Of 2258 participants, 1696 completers were included in the analysis. A non-severe nocturnal hypoglycemic event was associated with a significantly greater disutility than a non-severe daytime event (-0.0076 vs. -0.0056, respectively; p=0.05), while there was no statistically significant difference between severe nocturnal and severe daytime events (-0.0616 vs. -0.0592; p=0.76). Severe hypoglycemia was associated with greater disutility than non-severe hypoglycemia (p<0.0001). Similar trends were reported in participants with diabetes.

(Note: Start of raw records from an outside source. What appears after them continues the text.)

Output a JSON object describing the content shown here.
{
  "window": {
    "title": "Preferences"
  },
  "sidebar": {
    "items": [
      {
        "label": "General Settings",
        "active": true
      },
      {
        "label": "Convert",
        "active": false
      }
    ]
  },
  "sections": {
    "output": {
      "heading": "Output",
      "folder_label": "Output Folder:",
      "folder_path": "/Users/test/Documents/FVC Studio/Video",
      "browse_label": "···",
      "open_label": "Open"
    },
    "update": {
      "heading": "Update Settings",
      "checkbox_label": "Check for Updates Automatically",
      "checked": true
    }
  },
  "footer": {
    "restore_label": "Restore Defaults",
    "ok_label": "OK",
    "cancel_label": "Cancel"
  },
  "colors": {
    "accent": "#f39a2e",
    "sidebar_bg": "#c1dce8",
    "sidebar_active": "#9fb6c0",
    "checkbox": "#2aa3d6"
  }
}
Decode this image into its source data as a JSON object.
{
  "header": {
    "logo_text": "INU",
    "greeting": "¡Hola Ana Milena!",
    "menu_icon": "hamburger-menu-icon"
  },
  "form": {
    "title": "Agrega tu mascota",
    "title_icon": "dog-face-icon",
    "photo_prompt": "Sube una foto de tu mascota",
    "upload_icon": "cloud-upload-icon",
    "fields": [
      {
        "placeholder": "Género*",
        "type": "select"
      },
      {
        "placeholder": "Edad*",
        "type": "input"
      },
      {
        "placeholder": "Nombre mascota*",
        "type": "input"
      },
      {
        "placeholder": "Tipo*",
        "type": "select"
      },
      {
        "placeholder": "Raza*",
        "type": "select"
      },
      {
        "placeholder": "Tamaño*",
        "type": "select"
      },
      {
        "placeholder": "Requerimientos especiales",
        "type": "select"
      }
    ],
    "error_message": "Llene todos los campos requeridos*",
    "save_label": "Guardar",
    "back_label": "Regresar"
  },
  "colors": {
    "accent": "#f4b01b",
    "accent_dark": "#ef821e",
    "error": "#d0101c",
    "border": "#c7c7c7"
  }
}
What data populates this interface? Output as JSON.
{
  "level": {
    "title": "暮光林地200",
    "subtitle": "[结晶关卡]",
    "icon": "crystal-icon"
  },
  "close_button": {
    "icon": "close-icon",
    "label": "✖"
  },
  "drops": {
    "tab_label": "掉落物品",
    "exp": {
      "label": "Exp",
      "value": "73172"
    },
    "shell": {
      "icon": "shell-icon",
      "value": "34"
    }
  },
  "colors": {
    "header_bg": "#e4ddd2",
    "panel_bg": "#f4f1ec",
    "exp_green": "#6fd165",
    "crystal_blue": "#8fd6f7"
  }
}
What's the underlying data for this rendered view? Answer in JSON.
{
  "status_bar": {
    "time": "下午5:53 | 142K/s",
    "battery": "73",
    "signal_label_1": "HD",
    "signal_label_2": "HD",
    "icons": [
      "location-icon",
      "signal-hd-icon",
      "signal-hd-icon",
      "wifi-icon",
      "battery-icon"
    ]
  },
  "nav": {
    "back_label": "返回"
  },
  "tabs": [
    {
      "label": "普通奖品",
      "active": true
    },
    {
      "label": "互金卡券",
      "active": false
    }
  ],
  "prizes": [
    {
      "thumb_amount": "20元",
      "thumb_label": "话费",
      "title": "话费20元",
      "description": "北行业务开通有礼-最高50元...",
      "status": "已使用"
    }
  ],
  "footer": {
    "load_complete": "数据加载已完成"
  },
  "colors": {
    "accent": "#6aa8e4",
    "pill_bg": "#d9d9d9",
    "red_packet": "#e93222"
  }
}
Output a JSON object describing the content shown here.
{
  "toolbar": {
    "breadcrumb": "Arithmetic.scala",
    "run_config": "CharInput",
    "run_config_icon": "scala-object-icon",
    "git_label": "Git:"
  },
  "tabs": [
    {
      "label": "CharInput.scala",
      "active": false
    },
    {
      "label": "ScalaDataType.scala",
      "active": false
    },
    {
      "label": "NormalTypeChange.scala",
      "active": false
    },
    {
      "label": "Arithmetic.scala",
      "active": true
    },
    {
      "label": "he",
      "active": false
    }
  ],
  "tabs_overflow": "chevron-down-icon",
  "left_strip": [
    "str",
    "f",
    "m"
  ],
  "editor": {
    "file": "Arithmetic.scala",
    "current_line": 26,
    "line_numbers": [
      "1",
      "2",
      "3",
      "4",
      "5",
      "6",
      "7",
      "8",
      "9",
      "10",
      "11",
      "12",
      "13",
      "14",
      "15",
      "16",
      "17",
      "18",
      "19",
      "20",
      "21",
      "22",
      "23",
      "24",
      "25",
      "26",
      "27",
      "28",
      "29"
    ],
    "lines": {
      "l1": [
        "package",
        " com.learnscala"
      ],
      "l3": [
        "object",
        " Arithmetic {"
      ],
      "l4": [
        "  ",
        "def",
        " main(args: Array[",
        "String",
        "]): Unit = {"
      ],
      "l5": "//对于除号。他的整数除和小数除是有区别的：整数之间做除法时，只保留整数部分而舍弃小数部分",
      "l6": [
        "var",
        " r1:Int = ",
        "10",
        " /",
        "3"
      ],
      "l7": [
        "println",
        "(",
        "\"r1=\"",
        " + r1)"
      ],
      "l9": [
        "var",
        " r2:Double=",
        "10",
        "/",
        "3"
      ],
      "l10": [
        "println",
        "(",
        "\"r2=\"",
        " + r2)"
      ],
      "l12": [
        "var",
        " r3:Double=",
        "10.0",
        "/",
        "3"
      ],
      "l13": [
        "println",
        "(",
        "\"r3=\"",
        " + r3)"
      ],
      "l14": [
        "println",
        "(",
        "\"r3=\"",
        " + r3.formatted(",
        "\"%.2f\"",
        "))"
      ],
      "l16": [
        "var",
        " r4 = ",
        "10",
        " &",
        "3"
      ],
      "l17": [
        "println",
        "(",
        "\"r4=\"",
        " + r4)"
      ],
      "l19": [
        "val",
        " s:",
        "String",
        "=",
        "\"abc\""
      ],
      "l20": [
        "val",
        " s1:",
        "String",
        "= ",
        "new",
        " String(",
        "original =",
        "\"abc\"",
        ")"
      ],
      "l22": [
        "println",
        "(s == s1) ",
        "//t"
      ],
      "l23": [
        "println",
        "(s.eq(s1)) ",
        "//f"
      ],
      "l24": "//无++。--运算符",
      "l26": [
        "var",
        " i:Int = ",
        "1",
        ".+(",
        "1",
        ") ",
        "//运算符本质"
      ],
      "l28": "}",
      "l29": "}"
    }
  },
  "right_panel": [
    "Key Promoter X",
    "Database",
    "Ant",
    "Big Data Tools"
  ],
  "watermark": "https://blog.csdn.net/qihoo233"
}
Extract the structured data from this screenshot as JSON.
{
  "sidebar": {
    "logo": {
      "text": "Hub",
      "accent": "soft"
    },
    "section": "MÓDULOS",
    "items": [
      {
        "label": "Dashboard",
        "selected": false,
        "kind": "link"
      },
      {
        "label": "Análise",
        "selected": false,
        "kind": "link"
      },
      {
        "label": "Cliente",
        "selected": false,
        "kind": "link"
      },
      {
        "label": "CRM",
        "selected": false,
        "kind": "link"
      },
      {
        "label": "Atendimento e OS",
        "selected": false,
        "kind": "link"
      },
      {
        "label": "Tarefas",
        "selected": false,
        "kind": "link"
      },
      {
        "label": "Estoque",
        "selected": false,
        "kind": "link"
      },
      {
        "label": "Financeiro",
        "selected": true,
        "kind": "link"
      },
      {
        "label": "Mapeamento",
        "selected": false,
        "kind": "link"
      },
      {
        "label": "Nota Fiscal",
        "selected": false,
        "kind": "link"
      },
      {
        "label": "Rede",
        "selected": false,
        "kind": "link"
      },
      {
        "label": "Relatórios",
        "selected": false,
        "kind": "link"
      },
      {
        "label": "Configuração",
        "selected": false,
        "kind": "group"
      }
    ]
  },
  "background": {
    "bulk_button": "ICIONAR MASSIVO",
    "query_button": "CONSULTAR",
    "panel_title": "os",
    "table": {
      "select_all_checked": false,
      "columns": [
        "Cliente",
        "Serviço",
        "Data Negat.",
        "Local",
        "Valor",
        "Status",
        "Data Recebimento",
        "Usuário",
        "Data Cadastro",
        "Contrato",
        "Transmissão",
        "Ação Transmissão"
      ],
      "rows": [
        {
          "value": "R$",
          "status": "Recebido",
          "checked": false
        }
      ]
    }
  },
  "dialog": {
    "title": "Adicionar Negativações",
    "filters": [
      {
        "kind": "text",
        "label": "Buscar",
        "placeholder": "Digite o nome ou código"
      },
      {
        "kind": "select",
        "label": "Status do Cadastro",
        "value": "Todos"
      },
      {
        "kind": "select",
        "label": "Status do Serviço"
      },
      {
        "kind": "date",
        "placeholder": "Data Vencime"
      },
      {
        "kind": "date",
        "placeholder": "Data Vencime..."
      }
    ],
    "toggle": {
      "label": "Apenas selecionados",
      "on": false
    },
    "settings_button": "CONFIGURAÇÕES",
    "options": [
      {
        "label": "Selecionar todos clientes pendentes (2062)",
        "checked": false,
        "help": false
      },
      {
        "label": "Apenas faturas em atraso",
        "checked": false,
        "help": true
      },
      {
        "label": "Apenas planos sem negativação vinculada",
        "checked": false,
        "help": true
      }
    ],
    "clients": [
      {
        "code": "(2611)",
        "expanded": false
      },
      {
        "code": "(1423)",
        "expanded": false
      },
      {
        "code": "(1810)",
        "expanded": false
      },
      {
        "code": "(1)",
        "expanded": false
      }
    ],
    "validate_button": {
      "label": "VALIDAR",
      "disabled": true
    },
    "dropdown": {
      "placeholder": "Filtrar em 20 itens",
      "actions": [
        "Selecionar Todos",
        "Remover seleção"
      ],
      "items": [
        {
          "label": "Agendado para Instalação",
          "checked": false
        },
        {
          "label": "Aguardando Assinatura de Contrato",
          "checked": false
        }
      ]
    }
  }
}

The findings presented here show that any form of hypoglycemia had a negative impact on HRQoL in a Canadian population. Nocturnal and/or severe hypoglycemia had a greater negative impact on HRQoL compared with daytime and/or non-severe events. This highlights the importance of preventing the development and nocturnal manifestation of hypoglycemia in patients with diabetes.


Canada; diabetes mellitus; diabète sucré; hypoglycemia; hypoglycémie; quality of life; qualité de vie; théorie de l’utilité; utility theory

[Indexed for MEDLINE]
Free full text

Supplemental Content

Full text links

Icon for Elsevier Science
Loading ...
Support Center